GOAL OF THE EXERCISE: Filter this material down to the lines that hold "icon", copying each one.

—————

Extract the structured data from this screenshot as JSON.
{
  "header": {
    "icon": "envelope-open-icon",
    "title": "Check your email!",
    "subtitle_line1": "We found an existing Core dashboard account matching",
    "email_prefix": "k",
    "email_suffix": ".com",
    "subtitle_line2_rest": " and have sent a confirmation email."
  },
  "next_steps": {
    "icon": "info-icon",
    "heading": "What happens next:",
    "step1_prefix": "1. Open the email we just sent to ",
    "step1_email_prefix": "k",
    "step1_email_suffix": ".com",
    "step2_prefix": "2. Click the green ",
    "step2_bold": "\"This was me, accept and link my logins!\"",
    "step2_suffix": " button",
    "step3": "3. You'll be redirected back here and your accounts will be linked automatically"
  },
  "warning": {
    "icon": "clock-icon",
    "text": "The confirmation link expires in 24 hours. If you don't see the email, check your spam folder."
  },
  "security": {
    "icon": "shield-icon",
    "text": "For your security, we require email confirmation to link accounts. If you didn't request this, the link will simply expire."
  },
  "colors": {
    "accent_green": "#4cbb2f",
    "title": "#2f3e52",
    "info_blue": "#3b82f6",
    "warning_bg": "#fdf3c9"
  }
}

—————

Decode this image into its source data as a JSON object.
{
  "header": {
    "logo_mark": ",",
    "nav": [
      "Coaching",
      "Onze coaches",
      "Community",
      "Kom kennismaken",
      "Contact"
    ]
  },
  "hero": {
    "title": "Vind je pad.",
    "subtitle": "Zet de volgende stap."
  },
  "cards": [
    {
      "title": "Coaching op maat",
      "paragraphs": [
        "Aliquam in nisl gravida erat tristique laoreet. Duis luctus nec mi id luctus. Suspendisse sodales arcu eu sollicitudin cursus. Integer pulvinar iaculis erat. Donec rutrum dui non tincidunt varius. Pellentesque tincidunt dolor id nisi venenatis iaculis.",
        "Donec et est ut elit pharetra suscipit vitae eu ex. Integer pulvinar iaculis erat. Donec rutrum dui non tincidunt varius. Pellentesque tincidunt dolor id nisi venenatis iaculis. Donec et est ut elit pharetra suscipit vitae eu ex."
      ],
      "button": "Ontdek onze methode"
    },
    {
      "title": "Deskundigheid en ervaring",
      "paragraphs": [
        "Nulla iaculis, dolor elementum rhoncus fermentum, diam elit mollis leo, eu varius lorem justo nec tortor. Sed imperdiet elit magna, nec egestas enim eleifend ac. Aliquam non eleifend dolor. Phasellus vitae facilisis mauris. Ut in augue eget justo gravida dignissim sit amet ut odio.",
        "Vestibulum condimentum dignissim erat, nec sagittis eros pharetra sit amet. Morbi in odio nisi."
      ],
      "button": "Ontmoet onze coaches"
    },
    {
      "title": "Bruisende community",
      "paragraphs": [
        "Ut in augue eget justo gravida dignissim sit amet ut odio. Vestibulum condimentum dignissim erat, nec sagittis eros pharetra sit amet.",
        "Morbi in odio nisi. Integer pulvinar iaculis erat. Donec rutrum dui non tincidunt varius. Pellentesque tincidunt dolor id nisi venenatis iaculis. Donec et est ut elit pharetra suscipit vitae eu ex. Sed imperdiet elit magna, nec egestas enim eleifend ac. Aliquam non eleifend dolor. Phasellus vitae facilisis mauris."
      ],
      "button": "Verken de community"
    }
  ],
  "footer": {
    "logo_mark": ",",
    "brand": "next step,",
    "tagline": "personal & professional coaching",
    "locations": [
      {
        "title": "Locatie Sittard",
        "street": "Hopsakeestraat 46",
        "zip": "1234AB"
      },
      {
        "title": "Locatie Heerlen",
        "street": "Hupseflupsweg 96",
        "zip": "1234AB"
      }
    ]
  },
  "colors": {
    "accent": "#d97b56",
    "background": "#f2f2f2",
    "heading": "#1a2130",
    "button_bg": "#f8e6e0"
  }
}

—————

EXERCISE ANSWER:
    "icon": "envelope-open-icon",
    "icon": "info-icon",
    "icon": "clock-icon",
    "icon": "shield-icon",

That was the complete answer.